These files consist of spreadsheets designed to be read into the R structure known as a data frame. I first removed all data not referring to lung cancer as defined by numerical codes in the International Classification of Disease (ICD). This international standard is designed to harmonise the reporting of death in different countries and has been through ten versions since the first revision in 1900.
|ICD version||Years in force||Code for lung cancer|
|ICD1||1901-10||680 (all carcinoma)|
The cells of the data frame now contain absolute numbers of lung cancer deaths in each year, broken down by sex and age group: for instance, in 1958 the number of women who died of lung cancer between the ages of 35 and 39 was 16. To reproduce Burch’s analysis involved two steps:
1. grouping the data by five-year period
2. converting absolute numbers into a proportion of the population.

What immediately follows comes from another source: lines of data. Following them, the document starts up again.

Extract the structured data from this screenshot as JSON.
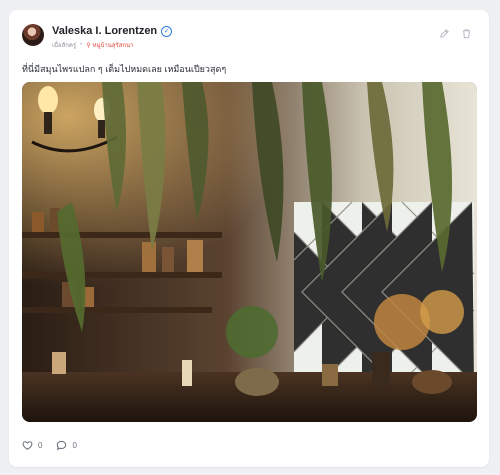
{
  "post": {
    "author": "Valeska I. Lorentzen",
    "timestamp": "เมื่อสักครู่",
    "group_name": "หมู่บ้านสุรัสกนา",
    "text": "ที่นี่มีสมุนไพรแปลก ๆ เต็มไปหมดเลย เหมือนเปียวสุดๆ",
    "image_description": "apothecary-room-with-hanging-herbs",
    "likes": "0",
    "comments": "0"
  },
  "icons": {
    "verified": "verified-badge-icon",
    "group": "group-pin-icon",
    "edit": "pencil-icon",
    "delete": "trash-icon",
    "like": "heart-icon",
    "comment": "comment-bubble-icon"
  },
  "colors": {
    "accent": "#e0463c",
    "verified": "#2f7de1",
    "muted": "#8a8f98"
  }
}
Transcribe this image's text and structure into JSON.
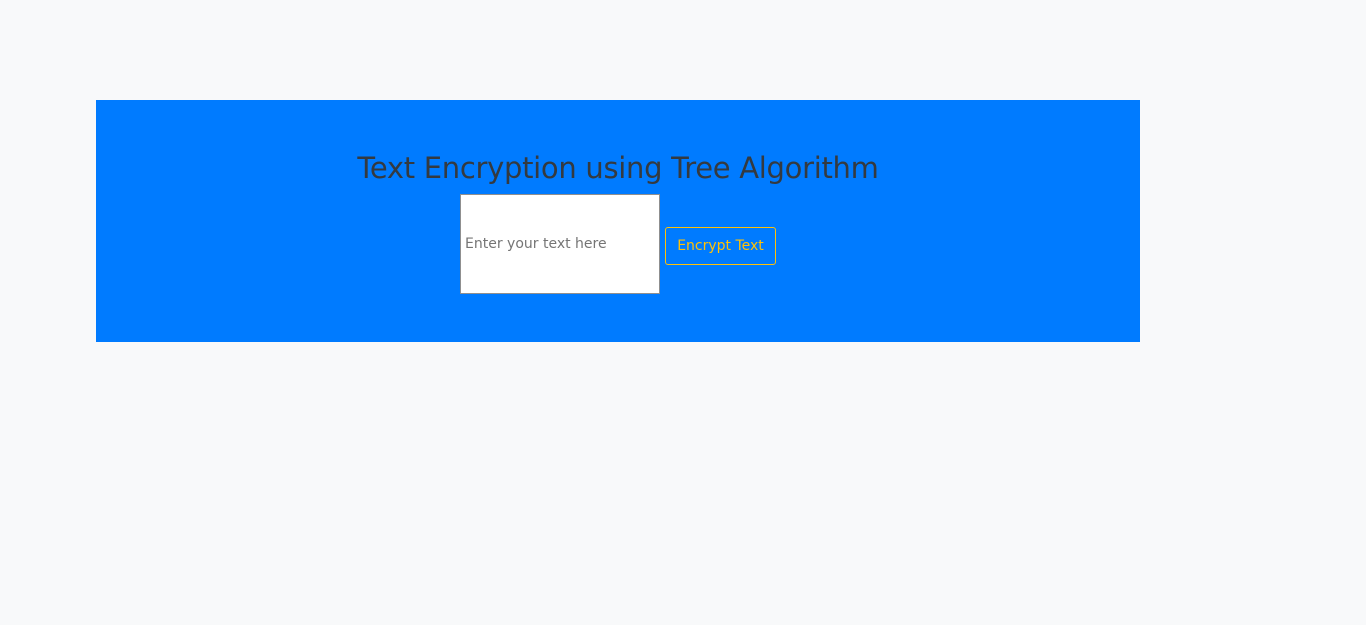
{
  "hero": {
    "title": "Text Encryption using Tree Algorithm"
  },
  "form": {
    "input_placeholder": "Enter your text here",
    "input_value": "",
    "encrypt_label": "Encrypt Text"
  },
  "colors": {
    "page_background": "#f8f9fa",
    "hero_background": "#007bff",
    "title_text": "#343a40",
    "button_accent": "#ffc107"
  }
}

This involved the R operation called binning (replacing multiple cells with a single cell holding their sum). I
binned lung cancer deaths by five-year period
binned population by five-year period, and
divided the first bin by the second to get the population-adjusted five-year average.
I performed this calculation for the entire data set from 1901 to 1970 and compared the result with the Register Office tables. There is good but not exact agreement back to 1941, the start of the ICD5 period. Annotations in some of Burch’s diagrams give absolute five-year totals for lung cancer deaths, and these match the calculated totals exactly. The problem must be the population data. Population estimates can and do vary, particularly for the 1940s, when large numbers of people were abroad serving in the armed forces and there had been no census since 1931.
For the period before 1941 the discrepancy between my calculated values and the Register Office tables is too large to be explained in this way. The problem is almost certainly the diagnostic criteria used. ICD1 contains no diagnostic category equivalent to lung cancer and it seems that the Register Office must have taken its data from some other source. A comparison of my plots with those in Burch shows that my figures are accurate enough for current purposes.
My plots were mainly drawn using Hadley Wickham’s ggplot2 R library, though some of them required R base graphics. Apart from the use of colour, I have tried to reproduce the period look and feel of the originals, partly for fun and partly to help the reader identify them easily in Burch’s papers.
Code and data for download. A zip archive containing these files:
Extracts and groups lung cancer data from the 20th Century Mortality Files.
The output of mortality.R.
Lung cancer data from The Registrar General’s Statistical Review (1954).
Lung cancer data from General Register Office Studies (1958).
Lung cancer data from Segi and Kurihara no. 5 (1966).
Data on smoking rates from Todd (1972).
Draws the diagrams using the above data.